= Problem =
Look through the entries below for the string "Editor", and copy each line where it is found.

##### Extracted data

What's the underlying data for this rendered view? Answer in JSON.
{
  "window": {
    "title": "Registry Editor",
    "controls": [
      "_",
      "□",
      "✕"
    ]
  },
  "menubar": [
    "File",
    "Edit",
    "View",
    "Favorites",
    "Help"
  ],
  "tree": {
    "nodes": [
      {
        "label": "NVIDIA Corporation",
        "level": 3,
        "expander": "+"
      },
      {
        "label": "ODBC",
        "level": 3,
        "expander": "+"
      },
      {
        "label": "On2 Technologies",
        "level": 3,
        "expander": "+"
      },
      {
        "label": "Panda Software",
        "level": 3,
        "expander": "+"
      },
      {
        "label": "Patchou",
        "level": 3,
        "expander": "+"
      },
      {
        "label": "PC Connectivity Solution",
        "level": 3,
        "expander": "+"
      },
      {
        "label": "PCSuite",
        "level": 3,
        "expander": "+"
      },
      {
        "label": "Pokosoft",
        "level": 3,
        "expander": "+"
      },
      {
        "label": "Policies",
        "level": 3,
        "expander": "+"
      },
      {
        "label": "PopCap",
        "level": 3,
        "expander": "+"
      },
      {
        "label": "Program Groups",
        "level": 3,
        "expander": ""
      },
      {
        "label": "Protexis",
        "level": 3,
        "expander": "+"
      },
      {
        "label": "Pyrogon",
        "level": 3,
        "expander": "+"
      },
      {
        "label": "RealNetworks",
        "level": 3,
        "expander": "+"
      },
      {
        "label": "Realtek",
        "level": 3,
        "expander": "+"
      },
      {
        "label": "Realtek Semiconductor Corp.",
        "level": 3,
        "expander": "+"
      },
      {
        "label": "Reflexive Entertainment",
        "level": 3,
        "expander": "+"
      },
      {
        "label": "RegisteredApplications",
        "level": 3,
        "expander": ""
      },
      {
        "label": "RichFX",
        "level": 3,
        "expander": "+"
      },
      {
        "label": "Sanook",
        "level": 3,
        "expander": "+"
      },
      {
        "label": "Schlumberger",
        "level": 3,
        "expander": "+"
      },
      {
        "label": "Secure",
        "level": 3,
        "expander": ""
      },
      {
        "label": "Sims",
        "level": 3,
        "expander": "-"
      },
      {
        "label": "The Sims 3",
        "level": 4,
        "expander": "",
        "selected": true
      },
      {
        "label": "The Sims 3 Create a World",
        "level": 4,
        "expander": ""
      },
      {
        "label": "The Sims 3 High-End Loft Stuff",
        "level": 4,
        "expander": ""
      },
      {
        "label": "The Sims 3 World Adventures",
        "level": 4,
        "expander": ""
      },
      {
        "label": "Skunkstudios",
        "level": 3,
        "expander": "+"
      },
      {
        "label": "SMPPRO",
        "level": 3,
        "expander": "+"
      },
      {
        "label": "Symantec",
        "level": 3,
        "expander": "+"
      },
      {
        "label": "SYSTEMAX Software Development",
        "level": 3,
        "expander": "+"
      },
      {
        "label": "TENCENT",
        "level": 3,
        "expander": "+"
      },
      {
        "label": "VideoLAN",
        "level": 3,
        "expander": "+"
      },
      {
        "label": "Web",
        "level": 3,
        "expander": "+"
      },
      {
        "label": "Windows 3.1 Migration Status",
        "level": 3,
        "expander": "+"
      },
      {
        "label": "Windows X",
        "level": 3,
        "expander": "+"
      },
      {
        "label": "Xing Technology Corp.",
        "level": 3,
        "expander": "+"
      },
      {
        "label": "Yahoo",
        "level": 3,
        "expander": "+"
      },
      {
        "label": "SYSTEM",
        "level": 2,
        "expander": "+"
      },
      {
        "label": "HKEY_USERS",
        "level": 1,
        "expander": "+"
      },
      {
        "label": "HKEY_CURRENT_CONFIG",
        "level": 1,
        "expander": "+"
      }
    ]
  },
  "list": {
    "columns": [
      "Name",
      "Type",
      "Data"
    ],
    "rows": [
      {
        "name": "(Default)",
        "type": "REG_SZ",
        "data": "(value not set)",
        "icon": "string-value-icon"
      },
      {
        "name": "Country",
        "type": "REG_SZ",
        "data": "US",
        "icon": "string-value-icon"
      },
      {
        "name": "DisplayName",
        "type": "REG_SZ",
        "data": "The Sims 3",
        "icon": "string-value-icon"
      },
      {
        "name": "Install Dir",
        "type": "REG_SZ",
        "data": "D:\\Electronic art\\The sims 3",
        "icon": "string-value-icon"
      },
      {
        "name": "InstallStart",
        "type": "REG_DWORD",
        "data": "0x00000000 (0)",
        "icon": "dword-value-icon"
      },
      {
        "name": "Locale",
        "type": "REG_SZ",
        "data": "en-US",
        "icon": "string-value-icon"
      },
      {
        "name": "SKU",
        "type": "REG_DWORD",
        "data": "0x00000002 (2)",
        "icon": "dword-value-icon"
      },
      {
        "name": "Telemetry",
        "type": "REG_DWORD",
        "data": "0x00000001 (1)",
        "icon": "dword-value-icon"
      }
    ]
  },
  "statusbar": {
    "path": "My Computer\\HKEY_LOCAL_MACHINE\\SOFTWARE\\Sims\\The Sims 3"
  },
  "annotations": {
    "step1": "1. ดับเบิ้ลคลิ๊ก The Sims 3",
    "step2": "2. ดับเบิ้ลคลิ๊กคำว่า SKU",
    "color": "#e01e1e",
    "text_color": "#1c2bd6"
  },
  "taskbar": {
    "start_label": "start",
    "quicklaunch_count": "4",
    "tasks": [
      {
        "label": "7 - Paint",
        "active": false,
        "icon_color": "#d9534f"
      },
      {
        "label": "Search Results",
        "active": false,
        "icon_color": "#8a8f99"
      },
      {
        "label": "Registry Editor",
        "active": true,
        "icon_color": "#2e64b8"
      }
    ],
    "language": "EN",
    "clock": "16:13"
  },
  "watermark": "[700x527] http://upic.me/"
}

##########

= Task answer =
    "title": "Registry Editor",
        "label": "Registry Editor",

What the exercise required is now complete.